(Dataset rows for apps and sites)
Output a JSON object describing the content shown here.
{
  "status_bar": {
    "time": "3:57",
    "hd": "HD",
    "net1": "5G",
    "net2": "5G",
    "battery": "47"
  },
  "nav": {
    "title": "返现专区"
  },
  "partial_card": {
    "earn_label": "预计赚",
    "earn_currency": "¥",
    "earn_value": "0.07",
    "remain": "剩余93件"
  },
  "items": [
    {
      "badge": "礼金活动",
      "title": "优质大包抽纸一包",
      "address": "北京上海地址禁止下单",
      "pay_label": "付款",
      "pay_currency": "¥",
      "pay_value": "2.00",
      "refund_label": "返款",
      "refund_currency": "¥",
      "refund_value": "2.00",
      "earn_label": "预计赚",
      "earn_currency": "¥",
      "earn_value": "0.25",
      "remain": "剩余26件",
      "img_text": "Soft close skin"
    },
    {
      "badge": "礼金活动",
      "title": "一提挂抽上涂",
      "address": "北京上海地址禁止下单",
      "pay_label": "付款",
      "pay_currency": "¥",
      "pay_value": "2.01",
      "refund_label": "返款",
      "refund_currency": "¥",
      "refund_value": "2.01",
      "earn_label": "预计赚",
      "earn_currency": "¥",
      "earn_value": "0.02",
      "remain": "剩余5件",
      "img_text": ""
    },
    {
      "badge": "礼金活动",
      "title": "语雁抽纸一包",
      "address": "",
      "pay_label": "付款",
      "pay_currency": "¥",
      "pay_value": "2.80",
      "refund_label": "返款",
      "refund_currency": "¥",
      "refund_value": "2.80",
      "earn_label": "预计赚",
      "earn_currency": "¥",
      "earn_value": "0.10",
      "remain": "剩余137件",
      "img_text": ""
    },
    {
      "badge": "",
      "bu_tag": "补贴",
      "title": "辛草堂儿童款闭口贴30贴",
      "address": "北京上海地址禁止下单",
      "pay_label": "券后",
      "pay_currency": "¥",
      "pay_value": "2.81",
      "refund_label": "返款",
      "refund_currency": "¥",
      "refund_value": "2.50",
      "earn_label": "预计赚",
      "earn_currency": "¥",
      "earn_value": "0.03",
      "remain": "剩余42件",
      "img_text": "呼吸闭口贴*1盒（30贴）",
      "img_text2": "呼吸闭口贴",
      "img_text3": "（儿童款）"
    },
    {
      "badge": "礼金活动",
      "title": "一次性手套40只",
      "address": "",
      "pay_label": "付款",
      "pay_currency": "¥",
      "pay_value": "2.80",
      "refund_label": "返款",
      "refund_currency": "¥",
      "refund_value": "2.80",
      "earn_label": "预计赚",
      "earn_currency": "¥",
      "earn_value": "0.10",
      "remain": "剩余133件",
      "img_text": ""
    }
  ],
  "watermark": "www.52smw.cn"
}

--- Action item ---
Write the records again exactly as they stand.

--- Response box ---
Output a JSON object describing the content shown here.
{
  "status_bar": {
    "time": "3:57",
    "hd": "HD",
    "net1": "5G",
    "net2": "5G",
    "battery": "47"
  },
  "nav": {
    "title": "返现专区"
  },
  "partial_card": {
    "earn_label": "预计赚",
    "earn_currency": "¥",
    "earn_value": "0.07",
    "remain": "剩余93件"
  },
  "items": [
    {
      "badge": "礼金活动",
      "title": "优质大包抽纸一包",
      "address": "北京上海地址禁止下单",
      "pay_label": "付款",
      "pay_currency": "¥",
      "pay_value": "2.00",
      "refund_label": "返款",
      "refund_currency": "¥",
      "refund_value": "2.00",
      "earn_label": "预计赚",
      "earn_currency": "¥",
      "earn_value": "0.25",
      "remain": "剩余26件",
      "img_text": "Soft close skin"
    },
    {
      "badge": "礼金活动",
      "title": "一提挂抽上涂",
      "address": "北京上海地址禁止下单",
      "pay_label": "付款",
      "pay_currency": "¥",
      "pay_value": "2.01",
      "refund_label": "返款",
      "refund_currency": "¥",
      "refund_value": "2.01",
      "earn_label": "预计赚",
      "earn_currency": "¥",
      "earn_value": "0.02",
      "remain": "剩余5件",
      "img_text": ""
    },
    {
      "badge": "礼金活动",
      "title": "语雁抽纸一包",
      "address": "",
      "pay_label": "付款",
      "pay_currency": "¥",
      "pay_value": "2.80",
      "refund_label": "返款",
      "refund_currency": "¥",
      "refund_value": "2.80",
      "earn_label": "预计赚",
      "earn_currency": "¥",
      "earn_value": "0.10",
      "remain": "剩余137件",
      "img_text": ""
    },
    {
      "badge": "",
      "bu_tag": "补贴",
      "title": "辛草堂儿童款闭口贴30贴",
      "address": "北京上海地址禁止下单",
      "pay_label": "券后",
      "pay_currency": "¥",
      "pay_value": "2.81",
      "refund_label": "返款",
      "refund_currency": "¥",
      "refund_value": "2.50",
      "earn_label": "预计赚",
      "earn_currency": "¥",
      "earn_value": "0.03",
      "remain": "剩余42件",
      "img_text": "呼吸闭口贴*1盒（30贴）",
      "img_text2": "呼吸闭口贴",
      "img_text3": "（儿童款）"
    },
    {
      "badge": "礼金活动",
      "title": "一次性手套40只",
      "address": "",
      "pay_label": "付款",
      "pay_currency": "¥",
      "pay_value": "2.80",
      "refund_label": "返款",
      "refund_currency": "¥",
      "refund_value": "2.80",
      "earn_label": "预计赚",
      "earn_currency": "¥",
      "earn_value": "0.10",
      "remain": "剩余133件",
      "img_text": ""
    }
  ],
  "watermark": "www.52smw.cn"
}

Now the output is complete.